#### About this exercise:
The records that follow should be returned exactly, pictures excluded.

Component data from apps and pages
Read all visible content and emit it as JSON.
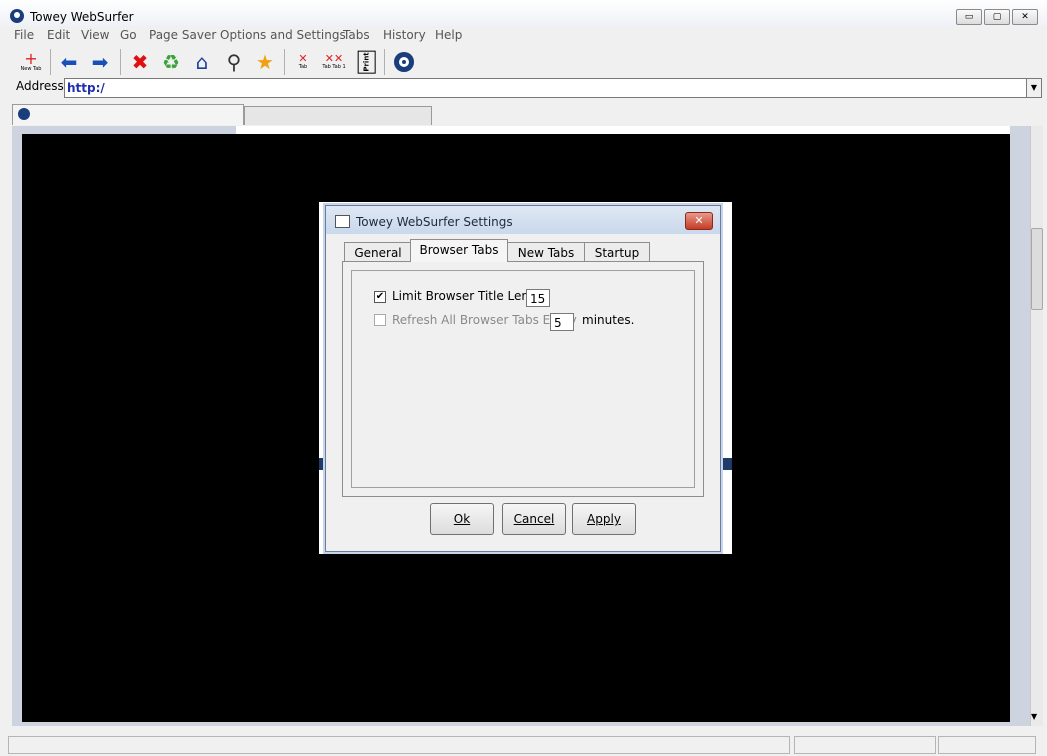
{
  "window": {
    "title": "Towey WebSurfer",
    "caption_buttons": [
      "▭",
      "▢",
      "✕"
    ]
  },
  "menu": [
    "File",
    "Edit",
    "View",
    "Go",
    "Page Saver",
    "Options and Settings",
    "Tabs",
    "History",
    "Help"
  ],
  "toolbar": {
    "new_tab_label": "New Tab",
    "close_tab_label": "Tab",
    "close_tabs_label": "Tab Tab 1",
    "print_label": "Print"
  },
  "address": {
    "label": "Address:",
    "value": "http:/"
  },
  "dialog": {
    "title": "Towey WebSurfer Settings",
    "close_glyph": "✕",
    "tabs": [
      "General",
      "Browser Tabs",
      "New Tabs",
      "Startup"
    ],
    "active_tab": "Browser Tabs",
    "limit_title": {
      "label": "Limit Browser Title Length",
      "checked": true,
      "value": "15"
    },
    "refresh": {
      "label": "Refresh All Browser Tabs Every",
      "checked": false,
      "value": "5",
      "unit": "minutes."
    },
    "buttons": [
      "Ok",
      "Cancel",
      "Apply"
    ]
  },
  "colors": {
    "address_text": "#1f2fae",
    "close_button": "#c43b26"
  }
}
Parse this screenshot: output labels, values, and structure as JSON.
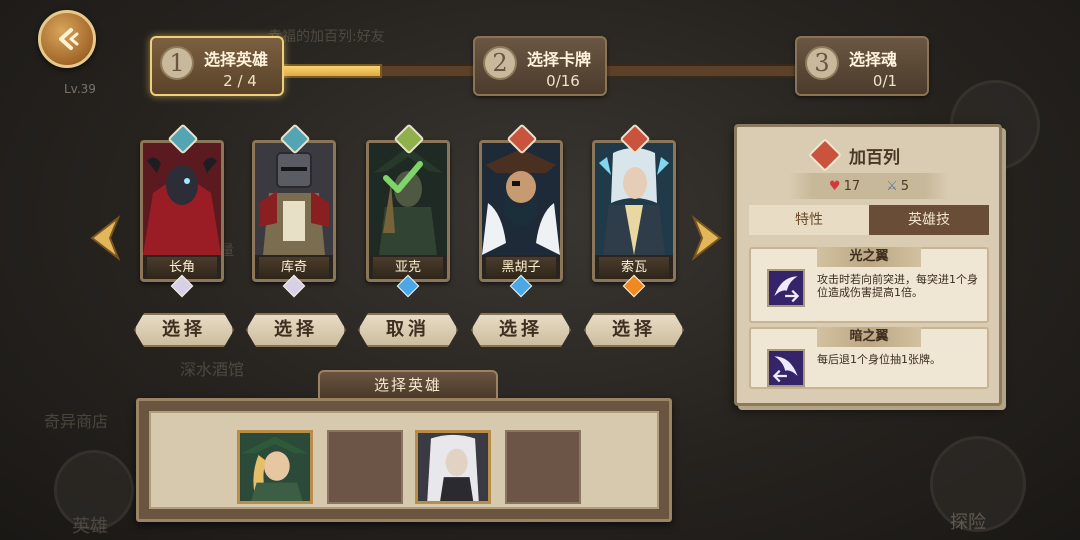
{
  "background": {
    "level": "Lv.39",
    "shop": "奇异商店",
    "tavern": "深水酒馆",
    "hero": "英雄",
    "explore": "探险",
    "friend_hint": "幸福的加百列:好友",
    "limit_hint": "限量"
  },
  "steps": [
    {
      "num": "1",
      "title": "选择英雄",
      "count": "2 / 4",
      "active": true
    },
    {
      "num": "2",
      "title": "选择卡牌",
      "count": "0/16",
      "active": false
    },
    {
      "num": "3",
      "title": "选择魂",
      "count": "0/1",
      "active": false
    }
  ],
  "step_progress": 0.2,
  "heroes": [
    {
      "name": "长角",
      "class": "teal",
      "gem": "white",
      "button": "选择",
      "selected": false
    },
    {
      "name": "库奇",
      "class": "teal",
      "gem": "white",
      "button": "选择",
      "selected": false
    },
    {
      "name": "亚克",
      "class": "green",
      "gem": "blue",
      "button": "取消",
      "selected": true
    },
    {
      "name": "黑胡子",
      "class": "red",
      "gem": "blue",
      "button": "选择",
      "selected": false
    },
    {
      "name": "索瓦",
      "class": "red",
      "gem": "orange",
      "button": "选择",
      "selected": false
    }
  ],
  "panel": {
    "name": "加百列",
    "hp": "17",
    "attack": "5",
    "tabs": [
      "特性",
      "英雄技"
    ],
    "skills": [
      {
        "title": "光之翼",
        "desc": "攻击时若向前突进，每突进1个身位造成伤害提高1倍。"
      },
      {
        "title": "暗之翼",
        "desc": "每后退1个身位抽1张牌。"
      }
    ]
  },
  "selection": {
    "title": "选择英雄",
    "slots": [
      "filled",
      "empty",
      "filled",
      "empty"
    ]
  }
}
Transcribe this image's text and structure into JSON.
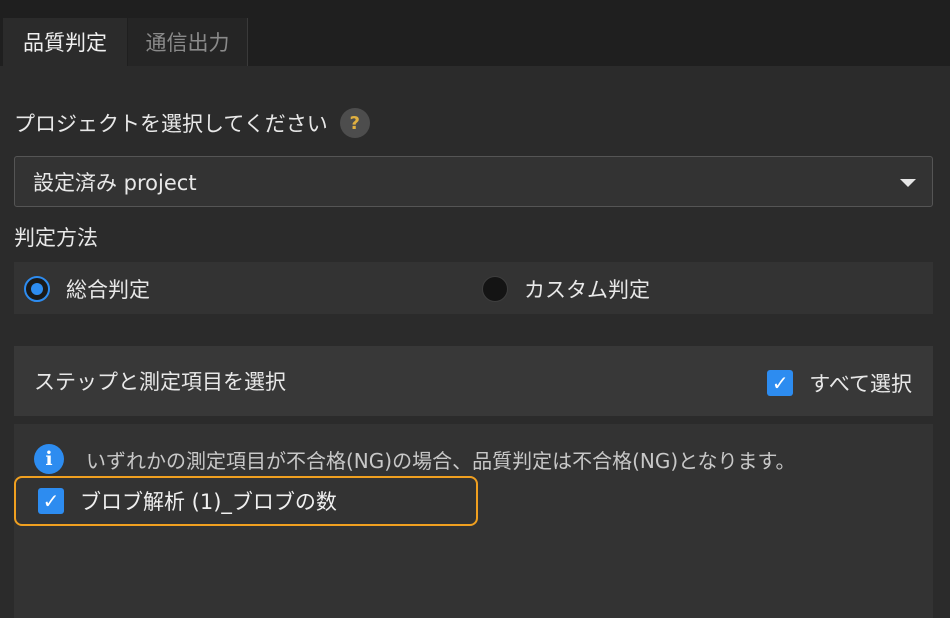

#### Task answer:
Read all visible content and emit it as JSON.
{
  "window": {
    "title": "Towey WebSurfer",
    "caption_buttons": [
      "▭",
      "▢",
      "✕"
    ]
  },
  "menu": [
    "File",
    "Edit",
    "View",
    "Go",
    "Page Saver",
    "Options and Settings",
    "Tabs",
    "History",
    "Help"
  ],
  "toolbar": {
    "new_tab_label": "New Tab",
    "close_tab_label": "Tab",
    "close_tabs_label": "Tab Tab 1",
    "print_label": "Print"
  },
  "address": {
    "label": "Address:",
    "value": "http:/"
  },
  "dialog": {
    "title": "Towey WebSurfer Settings",
    "close_glyph": "✕",
    "tabs": [
      "General",
      "Browser Tabs",
      "New Tabs",
      "Startup"
    ],
    "active_tab": "Browser Tabs",
    "limit_title": {
      "label": "Limit Browser Title Length",
      "checked": true,
      "value": "15"
    },
    "refresh": {
      "label": "Refresh All Browser Tabs Every",
      "checked": false,
      "value": "5",
      "unit": "minutes."
    },
    "buttons": [
      "Ok",
      "Cancel",
      "Apply"
    ]
  },
  "colors": {
    "address_text": "#1f2fae",
    "close_button": "#c43b26"
  }
}
Parse this screenshot: output labels, values, and structure as JSON.
{
  "background": {
    "level": "Lv.39",
    "shop": "奇异商店",
    "tavern": "深水酒馆",
    "hero": "英雄",
    "explore": "探险",
    "friend_hint": "幸福的加百列:好友",
    "limit_hint": "限量"
  },
  "steps": [
    {
      "num": "1",
      "title": "选择英雄",
      "count": "2 / 4",
      "active": true
    },
    {
      "num": "2",
      "title": "选择卡牌",
      "count": "0/16",
      "active": false
    },
    {
      "num": "3",
      "title": "选择魂",
      "count": "0/1",
      "active": false
    }
  ],
  "step_progress": 0.2,
  "heroes": [
    {
      "name": "长角",
      "class": "teal",
      "gem": "white",
      "button": "选择",
      "selected": false
    },
    {
      "name": "库奇",
      "class": "teal",
      "gem": "white",
      "button": "选择",
      "selected": false
    },
    {
      "name": "亚克",
      "class": "green",
      "gem": "blue",
      "button": "取消",
      "selected": true
    },
    {
      "name": "黑胡子",
      "class": "red",
      "gem": "blue",
      "button": "选择",
      "selected": false
    },
    {
      "name": "索瓦",
      "class": "red",
      "gem": "orange",
      "button": "选择",
      "selected": false
    }
  ],
  "panel": {
    "name": "加百列",
    "hp": "17",
    "attack": "5",
    "tabs": [
      "特性",
      "英雄技"
    ],
    "skills": [
      {
        "title": "光之翼",
        "desc": "攻击时若向前突进，每突进1个身位造成伤害提高1倍。"
      },
      {
        "title": "暗之翼",
        "desc": "每后退1个身位抽1张牌。"
      }
    ]
  },
  "selection": {
    "title": "选择英雄",
    "slots": [
      "filled",
      "empty",
      "filled",
      "empty"
    ]
  }
}
Transcribe this image's text and structure into JSON.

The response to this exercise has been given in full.